c.1300, "compliance;" early 14c., "agreement, concurrence," from Old French acordance "agreeing, reconciliation, harmony," noun of action from acorder (see accord). Of things, "conformity, compatibility, harmony," late 14c. Phrase in accordance with is attested from c.1810 (in Middle English, in accordance of was the usual form).
according Look up according at Dictionary.com
c.1300, "matching, similar, correponding," present participle adjective and adverb from accord (v.). Meanings "conforming (to), compliant, in agreement; consistent, harmonious; suitable, appropriate" are from late 14c. According to "referring to," literally "in a manner agreeing with" is attested from mid-15c.
accordingly (adv.) Look up accordingly at Dictionary.com
mid-14c., "in agreement with," from according + -ly (2). From mid-15c. as "properly; adequately;" meaning "in agreement with logic or expectation" is recorded 1680s.
accordion (n.) Look up accordion at Dictionary.com
1831, from German Akkordion, from Akkord "musical chord, concord of sounds, be in tune" (compare Italian accordare "to attune an instrument"); ultimately from same source as English accord (v.), with suffix on analogy of clarion, etc. Invented 1829 by piano-maker Cyrill Demian (1772-1847) of Vienna.
accost (v.) Look up accost at Dictionary.com
1570s, from Middle French accoster "move up to," from Italian accostare or directly from Late Latin accostare "come up to the side," from Latin ad- "to" (see ad-) + costa "rib, side" (see coast (n.)). The original notion is of fleets of warships attacking an enemy's coast.
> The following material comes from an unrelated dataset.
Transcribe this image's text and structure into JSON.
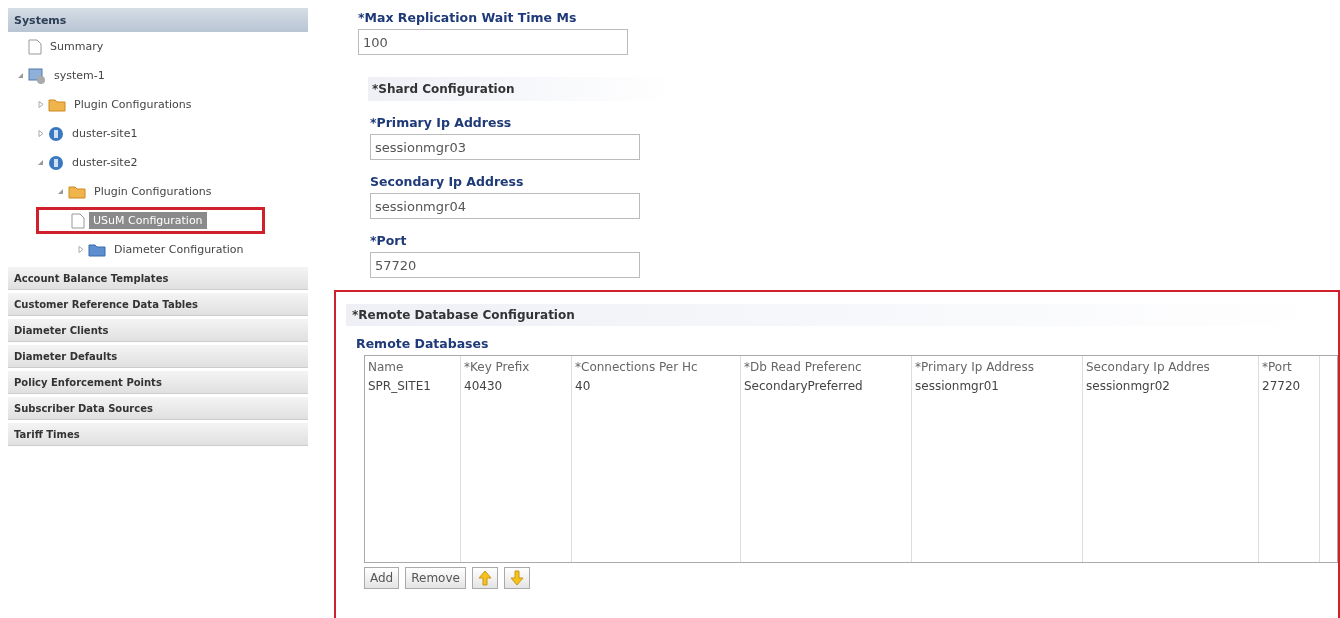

Related: Accosted; accosting.
accouchement (n.) Look up accouchement at Dictionary.com
1803, from French accouchement, noun of action from accoucher (see accoucheur).